In another survey, 89 per cent. of professionals said that HIPs would not benefit buyers. In the age of rhetoric and of trusting professionals, why should we believe what the Government say, not the professionals?

I dispute what the hon. Gentleman says. Professionals are telling us that information is vital, and giving buyers information about probably the biggest purchase in their lives benefits the whole home buying and selling process. Roger Wilson of Connells, one of the country’s largest estate agents, has said:

“Knowledge is key when it comes to building confidence for any big purchase and prospective home buyers need to do their research and gather as much information as possible. The new PIQ, EPC and other elements of the Home Information Pack mean buyers will have more information about a home from the very first day it goes on the market.”

Professionals are actually welcoming the HIP.

Professionals such as LMS in my constituency are proud of the work that they do in providing HIPs to many people. Will my hon. Friend take this opportunity to say how he intends to continue his drive, after the review, to relieve the downward pressure on conveyancing by moving towards a system of electronic conveyancing?

My hon. Friend makes an interesting point. Electronic conveyancing can speed up the process hugely. We remain committed to ensuring that we can simplify and streamline the home buying and selling process. Some £1 million a week is wasted in abortive home purchases and sales, and that can cause heartache to the people involved and disruption to the economy, so we remain committed to HIPs. We want to provide information up front to allow buyers to make an informed choice.

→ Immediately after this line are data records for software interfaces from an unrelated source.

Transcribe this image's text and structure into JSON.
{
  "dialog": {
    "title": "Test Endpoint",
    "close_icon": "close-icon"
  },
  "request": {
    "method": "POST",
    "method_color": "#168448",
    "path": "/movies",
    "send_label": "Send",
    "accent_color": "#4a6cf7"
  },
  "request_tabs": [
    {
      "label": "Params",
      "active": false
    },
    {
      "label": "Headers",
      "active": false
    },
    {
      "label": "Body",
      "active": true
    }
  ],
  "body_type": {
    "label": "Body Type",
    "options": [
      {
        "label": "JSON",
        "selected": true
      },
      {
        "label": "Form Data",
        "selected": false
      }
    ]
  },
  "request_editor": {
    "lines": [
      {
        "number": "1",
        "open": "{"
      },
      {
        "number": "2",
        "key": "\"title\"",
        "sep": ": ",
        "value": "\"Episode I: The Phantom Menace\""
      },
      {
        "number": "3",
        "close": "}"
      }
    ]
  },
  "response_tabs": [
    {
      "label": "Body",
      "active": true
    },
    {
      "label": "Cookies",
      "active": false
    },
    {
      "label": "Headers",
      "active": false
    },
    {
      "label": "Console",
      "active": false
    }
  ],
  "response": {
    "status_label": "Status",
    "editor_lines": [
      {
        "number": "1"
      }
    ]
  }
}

Further to the Minister’s response to my hon. Friend the Member for Rochford and Southend, East (James Duddridge), will he guarantee that the review will include consultation with estate agents up and down the country to assess the level of demand from house buyers for home information packs and to assess the number of packs that have been produced but never used, and the cost involved? If the demand is extremely low, as I predict it will be, will he at least make them voluntary and not a statutory requirement?

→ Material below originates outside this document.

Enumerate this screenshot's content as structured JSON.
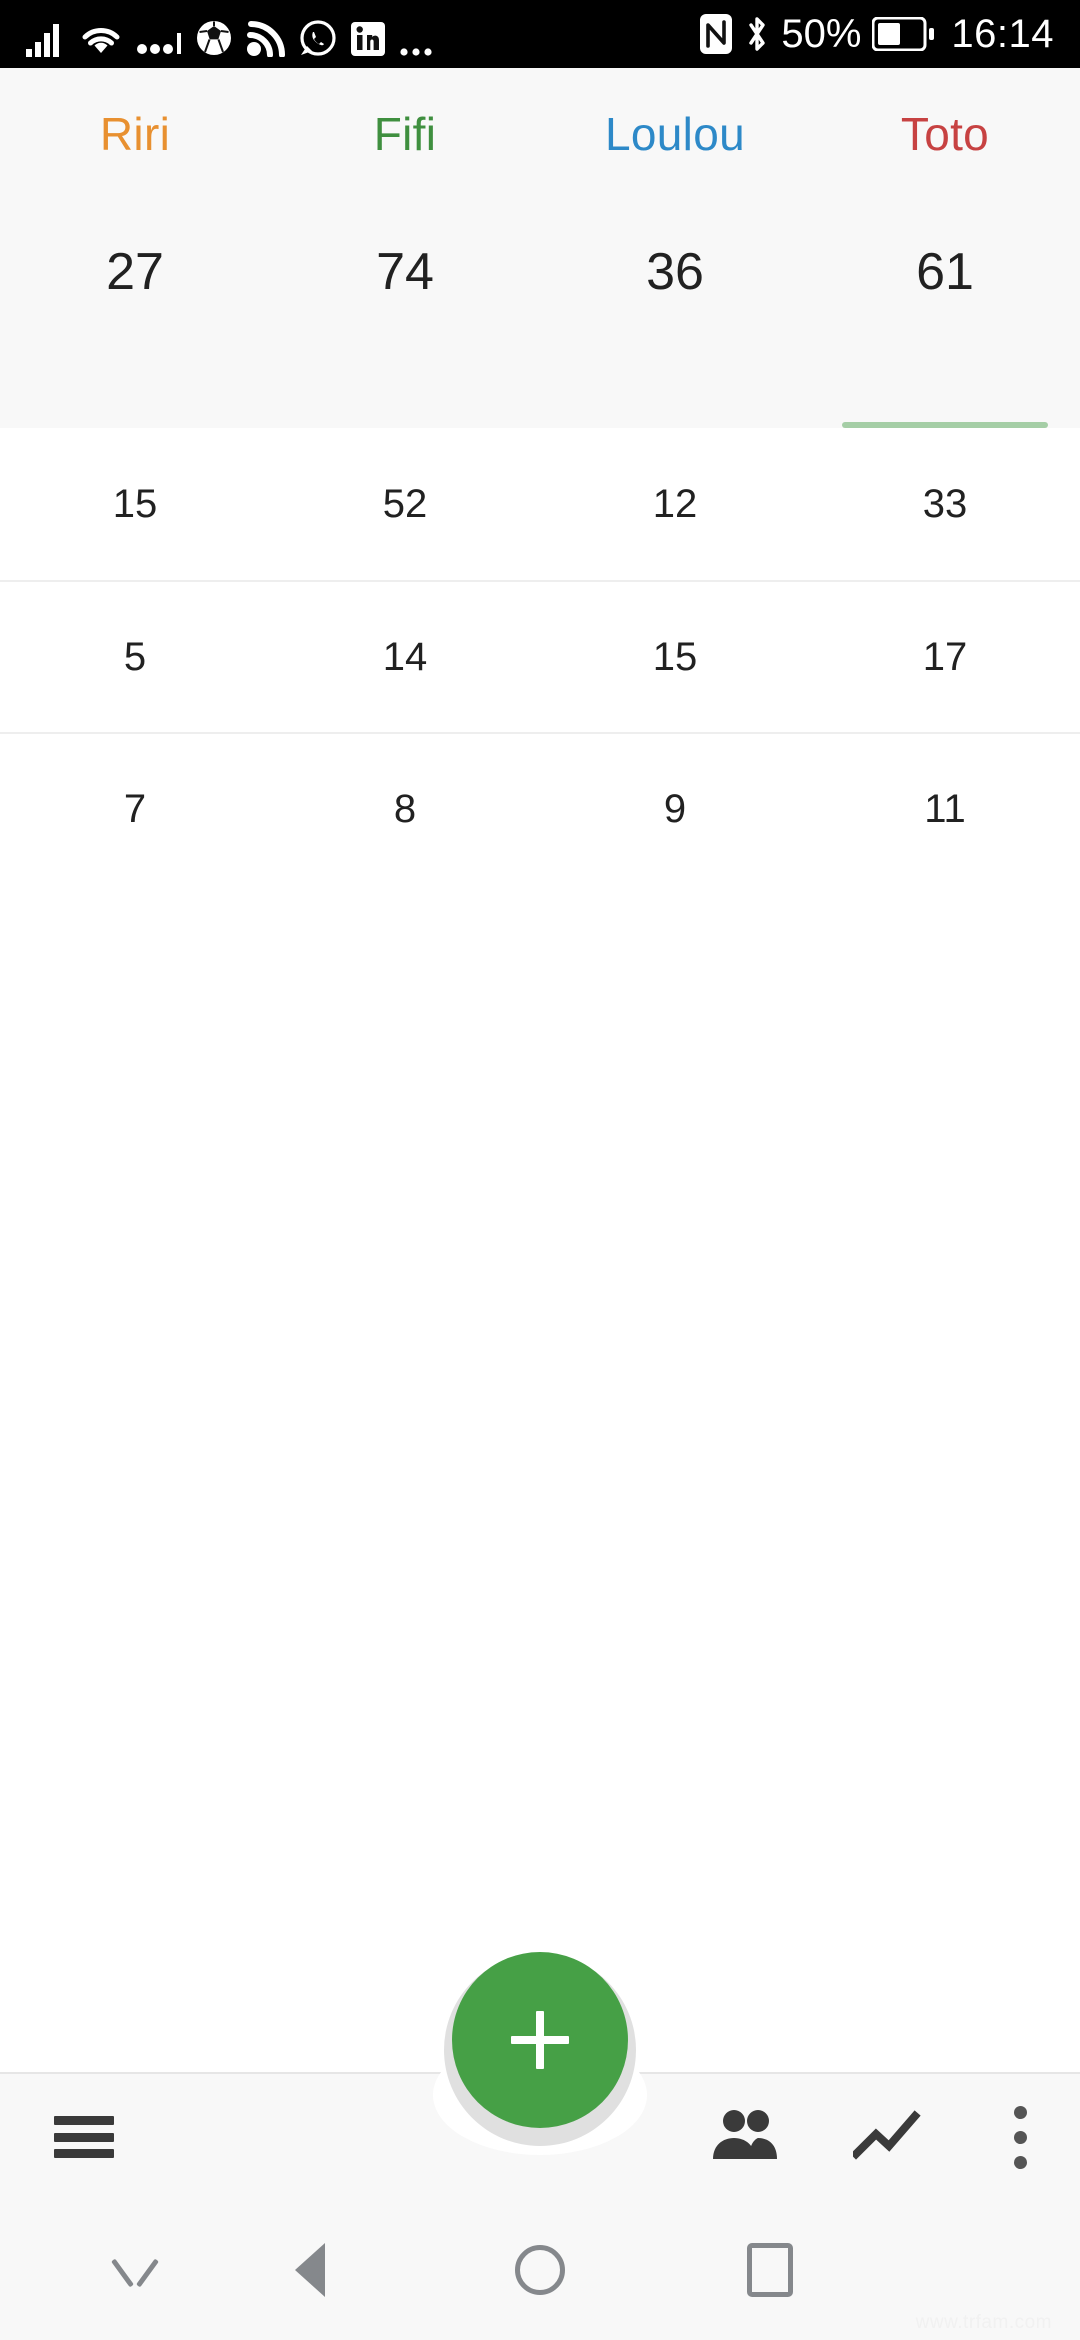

No, we have no plans to make them a voluntary requirement. The hon. Lady touches on an important point. Sometimes, buyers and sellers—particularly buyers—do not get to see the HIP. That is not in anybody’s interests. One key idea that we are trying to push forward, along with the industry, is that estate agents and others involved in the home buying and selling process should ensure that home buyers see the HIP. As I said in a previous answer, information is key. This is the biggest purchase that someone will make and it is important that home buyers get to see the home information pack and make informed choices accordingly.